:: INFORMATION SHOWN
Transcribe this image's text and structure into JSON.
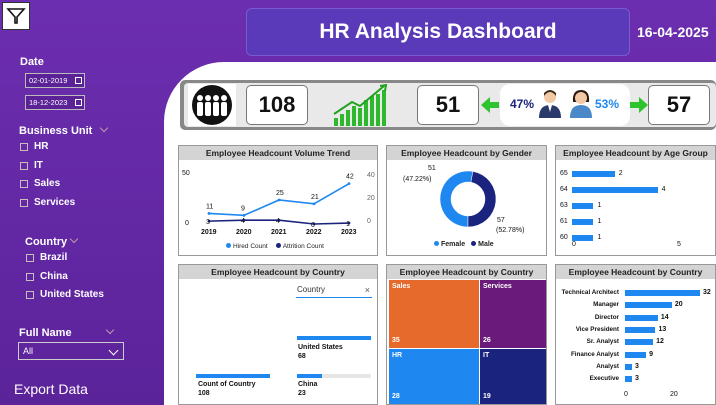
{
  "header": {
    "title": "HR Analysis Dashboard",
    "date": "16-04-2025"
  },
  "sidebar": {
    "date_label": "Date",
    "date_from": "02-01-2019",
    "date_to": "18-12-2023",
    "business_unit_label": "Business Unit",
    "business_units": [
      "HR",
      "IT",
      "Sales",
      "Services"
    ],
    "country_label": "Country",
    "countries": [
      "Brazil",
      "China",
      "United States"
    ],
    "full_name_label": "Full Name",
    "full_name_value": "All",
    "export_label": "Export Data"
  },
  "kpis": {
    "total_headcount": "108",
    "new_hires": "51",
    "attrition": "57",
    "male_pct": "47%",
    "female_pct": "53%"
  },
  "colors": {
    "accent": "#1e88f0",
    "dark_blue": "#1a237e",
    "purple": "#6c2eb0"
  },
  "chart_data": [
    {
      "type": "line",
      "title": "Employee Headcount Volume Trend",
      "x": [
        "2019",
        "2020",
        "2021",
        "2022",
        "2023"
      ],
      "series": [
        {
          "name": "Hired Count",
          "values": [
            11,
            9,
            25,
            21,
            42
          ]
        },
        {
          "name": "Attrition Count",
          "values": [
            3,
            4,
            4,
            0,
            1
          ]
        }
      ],
      "ylim": [
        0,
        50
      ],
      "left_ticks": [
        "50",
        "0"
      ],
      "right_ticks": [
        "40",
        "20",
        "0"
      ]
    },
    {
      "type": "pie",
      "title": "Employee Headcount by Gender",
      "categories": [
        "Female",
        "Male"
      ],
      "values": [
        57,
        51
      ],
      "labels": [
        {
          "count": "57",
          "pct": "(52.78%)"
        },
        {
          "count": "51",
          "pct": "(47.22%)"
        }
      ]
    },
    {
      "type": "bar",
      "title": "Employee Headcount by Age Group",
      "categories": [
        "65",
        "64",
        "63",
        "61",
        "60"
      ],
      "values": [
        2,
        4,
        1,
        1,
        1
      ],
      "xticks": [
        "0",
        "5"
      ],
      "xlim": [
        0,
        5
      ]
    },
    {
      "type": "bar",
      "title": "Employee Headcount by Country",
      "categories": [
        "United States",
        "China"
      ],
      "values": [
        68,
        23
      ],
      "total_label": "Count of Country",
      "total_value": "108",
      "slicer_label": "Country"
    },
    {
      "type": "heatmap",
      "title": "Employee Headcount by Country",
      "categories": [
        "Sales",
        "Services",
        "HR",
        "IT"
      ],
      "values": [
        35,
        26,
        28,
        19
      ]
    },
    {
      "type": "bar",
      "title": "Employee Headcount by Country",
      "categories": [
        "Technical Architect",
        "Manager",
        "Director",
        "Vice President",
        "Sr. Analyst",
        "Finance Analyst",
        "Analyst",
        "Executive"
      ],
      "values": [
        32,
        20,
        14,
        13,
        12,
        9,
        3,
        3
      ],
      "xticks": [
        "0",
        "20"
      ],
      "xlim": [
        0,
        32
      ]
    }
  ]
}
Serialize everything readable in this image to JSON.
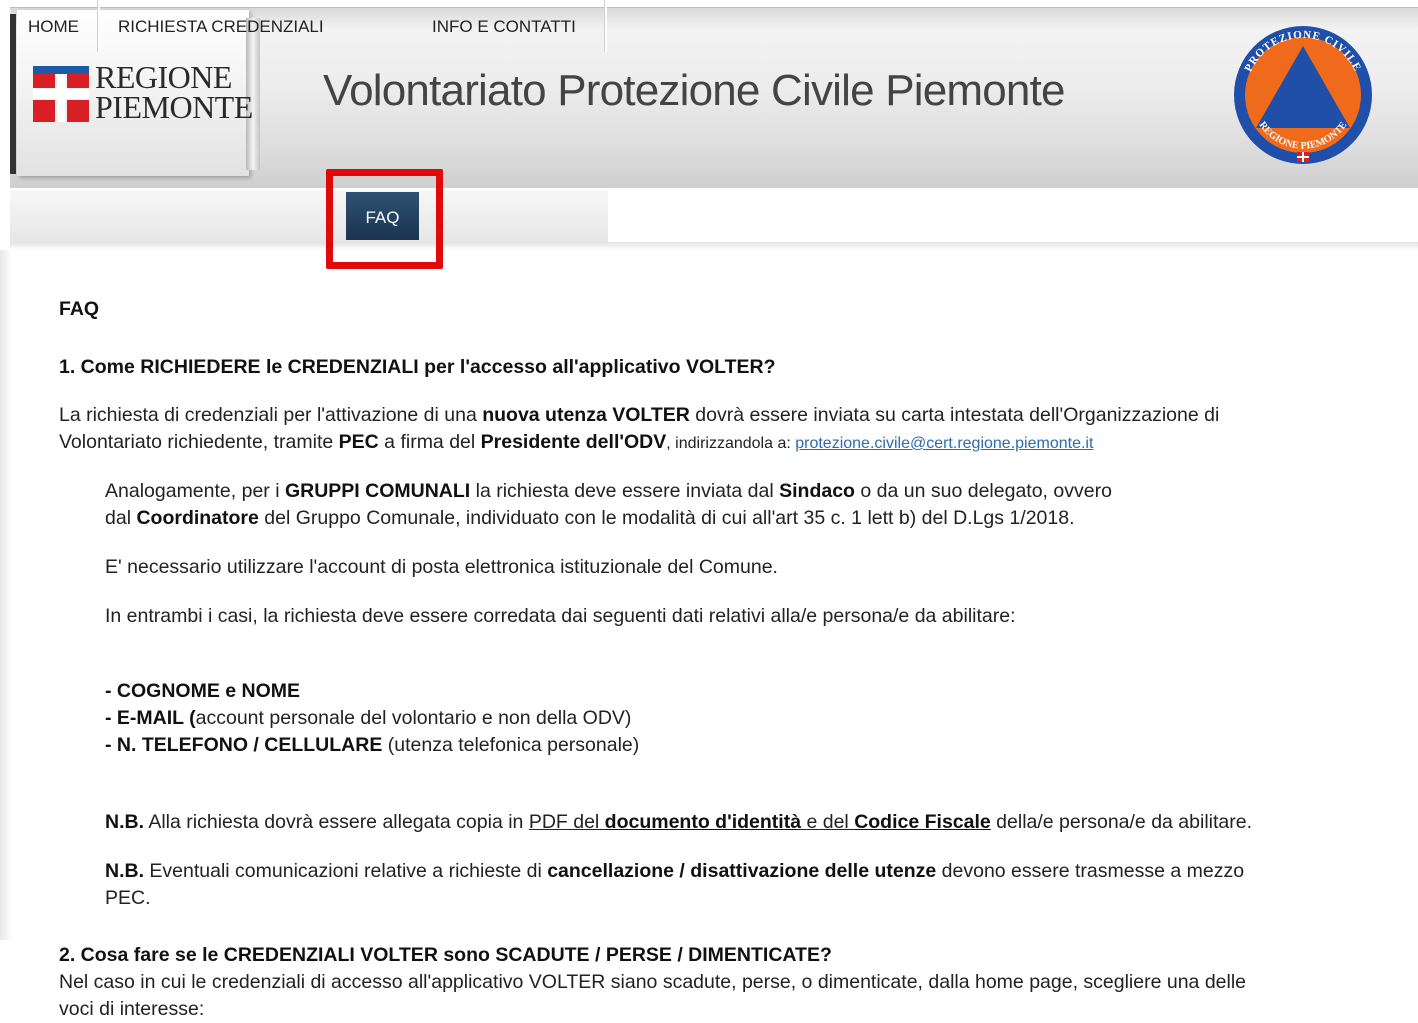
{
  "header": {
    "region_line1": "REGIONE",
    "region_line2": "PIEMONTE",
    "site_title": "Volontariato Protezione Civile Piemonte",
    "emblem_icon": "protezione-civile-emblem-icon"
  },
  "nav": {
    "items": [
      "HOME",
      "RICHIESTA CREDENZIALI",
      "FAQ",
      "INFO E CONTATTI"
    ],
    "active": "FAQ",
    "active_color": "#1f3d5c",
    "highlight_color": "#e10a0a"
  },
  "faq": {
    "title": "FAQ",
    "q1": {
      "question": "1. Come RICHIEDERE le CREDENZIALI per l'accesso all'applicativo VOLTER?",
      "p1_a": "La richiesta di credenziali per l'attivazione di una ",
      "p1_b": "nuova utenza VOLTER",
      "p1_c": " dovrà essere inviata su carta intestata dell'Organizzazione di",
      "p1_d": "Volontariato richiedente, tramite ",
      "p1_e": "PEC",
      "p1_f": " a firma del ",
      "p1_g": "Presidente dell'ODV",
      "p1_h": ", indirizzandola a: ",
      "p1_link": "protezione.civile@cert.regione.piemonte.it",
      "p2_a": "Analogamente, per i ",
      "p2_b": "GRUPPI COMUNALI",
      "p2_c": " la richiesta deve essere inviata dal ",
      "p2_d": "Sindaco",
      "p2_e": " o da un suo delegato, ovvero",
      "p2_f": "dal ",
      "p2_g": "Coordinatore",
      "p2_h": " del Gruppo Comunale, individuato con le modalità di cui all'art 35 c. 1 lett b) del D.Lgs 1/2018.",
      "p3": "E' necessario utilizzare l'account di posta elettronica istituzionale del Comune.",
      "p4": "In entrambi i casi, la richiesta deve essere corredata dai seguenti dati relativi alla/e persona/e da abilitare:",
      "list": [
        {
          "bold": "- COGNOME e NOME",
          "rest": ""
        },
        {
          "bold": "- E-MAIL (",
          "rest": "account personale del volontario e non della ODV)"
        },
        {
          "bold": "- N. TELEFONO / CELLULARE",
          "rest": " (utenza telefonica personale)"
        }
      ],
      "nb1_a": "N.B.",
      "nb1_b": " Alla richiesta dovrà essere allegata copia in ",
      "nb1_c": "PDF",
      "nb1_d": " del ",
      "nb1_e": "documento d'identità",
      "nb1_f": " e del ",
      "nb1_g": "Codice Fiscale",
      "nb1_h": " della/e persona/e da abilitare.",
      "nb2_a": "N.B.",
      "nb2_b": " Eventuali comunicazioni relative a richieste di ",
      "nb2_c": "cancellazione / disattivazione delle utenze",
      "nb2_d": " devono essere trasmesse a mezzo",
      "nb2_e": "PEC."
    },
    "q2": {
      "question": "2. Cosa fare se le CREDENZIALI VOLTER sono SCADUTE / PERSE / DIMENTICATE?",
      "answer_line1": "Nel caso in cui le credenziali di accesso all'applicativo VOLTER siano scadute, perse, o dimenticate, dalla home page, scegliere una delle",
      "answer_line2": "voci di interesse:"
    }
  }
}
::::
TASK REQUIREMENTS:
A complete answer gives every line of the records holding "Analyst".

PROBLEM SOLUTION:
        "Sr. Analyst",
        "Finance Analyst",
        "Analyst",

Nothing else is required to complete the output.